(I am writing this in a way that other users who come across this answer can hopefully use it, not just the OP.)
There are multiple methods available for this kind of problem, as well as issues and trade-offs for each. Typically, you do no want a process running constantly that is using up all your CPU/RAM, or you won't be able to use the system!
You can write the code as a daemon, which will loop "forever", but in between iterations of the loop it will go idle/inactive/sleep so that other processes/programs get serviced as well. There are many things to be aware of in daemon mode, such as concurrency, race conditions, deadlocks, handling restarts if it exits unexpectedly, and even ensuring that you are not running the same daemon multiple times unless you do so intentionally and understand how to do it safely. I will not detail this further here--search the web for "writing daemons".
Another method is using various system monitoring tools that are triggered by system events such as new file creation, modification, access, and so on. This method also has some issues that can bring he system down if you do not understand how to use it safely. Likewise, I will not detail his method further here. Search for something "file system event notification" if this kind of method is the one you think would suit you best.
Yet another method (and there are still more ways) is to use the
cron daemon common to most (all?) un*x systems, to run a command or more likely a shell script periodically, such as once per minute. This method also has pitfalls, but they are usually easier to take steps to avoid. The biggest issue to adjust for is typically that your shell script (or powershell, or perl/pythen/other command/script) should be designed to process only once each time it is executed, not in an infinite loop. Let
cron deal with executing it again and again repeatedly (
cron itself is carefully designed to run as a daemon and handles all the details and many of he issues of of being a daemon, so you do not have to.) Once it is done processing, have it exit as soon as possible so the system and you can go back to doing other things, such as playing your favorite game. ;-)
Usually, the biggest issues you will need to be aware of with "cron jobs" are:
1: Set the intervals far enough apart to avoid overlap, and avoid repeatedly looping (especially infinite loops!) within the command/script. Otherwise, cron will start a new process even while the previous one is still looping.
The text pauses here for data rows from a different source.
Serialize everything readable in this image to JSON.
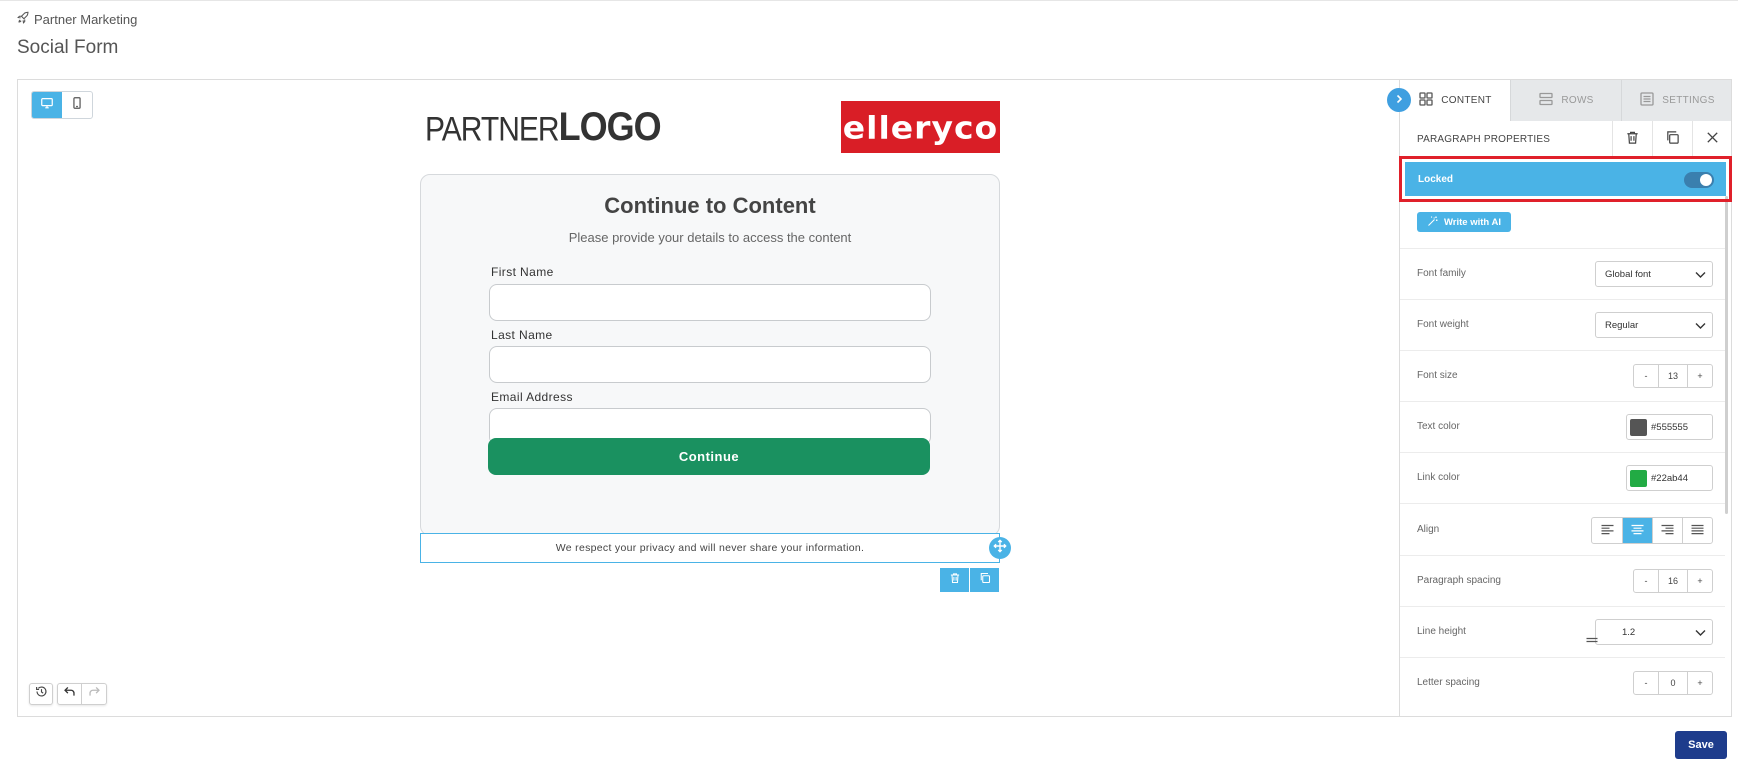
{
  "breadcrumb": {
    "label": "Partner Marketing"
  },
  "page": {
    "title": "Social Form"
  },
  "canvas": {
    "logo_left": {
      "light": "PARTNER",
      "bold": "LOGO"
    },
    "logo_right": {
      "text": "elleryco",
      "color": "#d91e26"
    },
    "form": {
      "heading": "Continue to Content",
      "subheading": "Please provide your details to access the content",
      "fields": [
        {
          "label": "First Name",
          "value": ""
        },
        {
          "label": "Last Name",
          "value": ""
        },
        {
          "label": "Email Address",
          "value": ""
        }
      ],
      "button_label": "Continue",
      "button_color": "#1a9160"
    },
    "privacy_text": "We respect your privacy and will never share your information."
  },
  "sidebar": {
    "tabs": [
      {
        "label": "CONTENT",
        "icon": "grid-icon",
        "active": true
      },
      {
        "label": "ROWS",
        "icon": "rows-icon",
        "active": false
      },
      {
        "label": "SETTINGS",
        "icon": "settings-list-icon",
        "active": false
      }
    ],
    "section_title": "PARAGRAPH PROPERTIES",
    "locked": {
      "label": "Locked",
      "on": true
    },
    "ai_button": "Write with AI",
    "properties": {
      "font_family": {
        "label": "Font family",
        "value": "Global font"
      },
      "font_weight": {
        "label": "Font weight",
        "value": "Regular"
      },
      "font_size": {
        "label": "Font size",
        "minus": "-",
        "value": "13",
        "plus": "+"
      },
      "text_color": {
        "label": "Text color",
        "value": "#555555",
        "swatch": "#555555"
      },
      "link_color": {
        "label": "Link color",
        "value": "#22ab44",
        "swatch": "#22ab44"
      },
      "align": {
        "label": "Align",
        "selected": "center"
      },
      "paragraph_spacing": {
        "label": "Paragraph spacing",
        "minus": "-",
        "value": "16",
        "plus": "+"
      },
      "line_height": {
        "label": "Line height",
        "value": "1.2"
      },
      "letter_spacing": {
        "label": "Letter spacing",
        "minus": "-",
        "value": "0",
        "plus": "+"
      }
    }
  },
  "footer": {
    "save_label": "Save"
  },
  "colors": {
    "accent": "#4ab3e6",
    "save": "#1e3c8c",
    "highlight": "#e0202a"
  }
}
Before long, you will have hundreds or thousands of the same script running, looping, and colliding with each other, using up CPU, RAM, etc.
2: Related to the previous, you want your script to do--and finish--what it needs to do as quickly as possible, before
cron triggers the scrip to run again, as sated above. IF there is a chance two iterations will overlap (which may happen when copying a large file over the network, for example), you will need to plan for potential concurrency problems, deadlocks, etc. (Many scripts handle this by keeping track of the latest PID (process id) in a *.pid file, to detect if the previous iteration is still in progress and abort the "new" execution if the previous is still executing.)
3: Also related in this case, you will need to ensure that if multiple processes of the script do get triggered, only one of them does the copy operation. Othherise, they will clash with both trying to copy they exact same file/data. (This is why the *.pid method is used to abort when it detects that a previous execution has not yet completed. I leave the details of how to do all that as an exercise for the reader... to practice their searching and researching skills...)
4: The last issue you will probably need to account for is user access rights and permissions. The
cron tool runs in different modes--one is the system mode where the 'crontab' configuration needs to be told which user account to execute the command/script as and thus has that user account's permissions; And the other mode is per-user, where
cron already knows which user account to execute the command/script as because it is already implied. (Note that
cron does not execute the users
~/.bashrc or anything so you will need to include that in command/script if it is needed.)
There are other issues to be aware of in certain cases, so be certain to learn about them and how to deal with them when they occur. There is already a lot of information on
cron on the web, so I will not repeat it all here. Go search the web for it.
As a final note to he OP, I strongly suggest you learn to use the
rsync command if you can. It has a lot of options to control how/what it copies, detect if a file already exists, detect if one is older/newer than the other, and many more features you may find useful.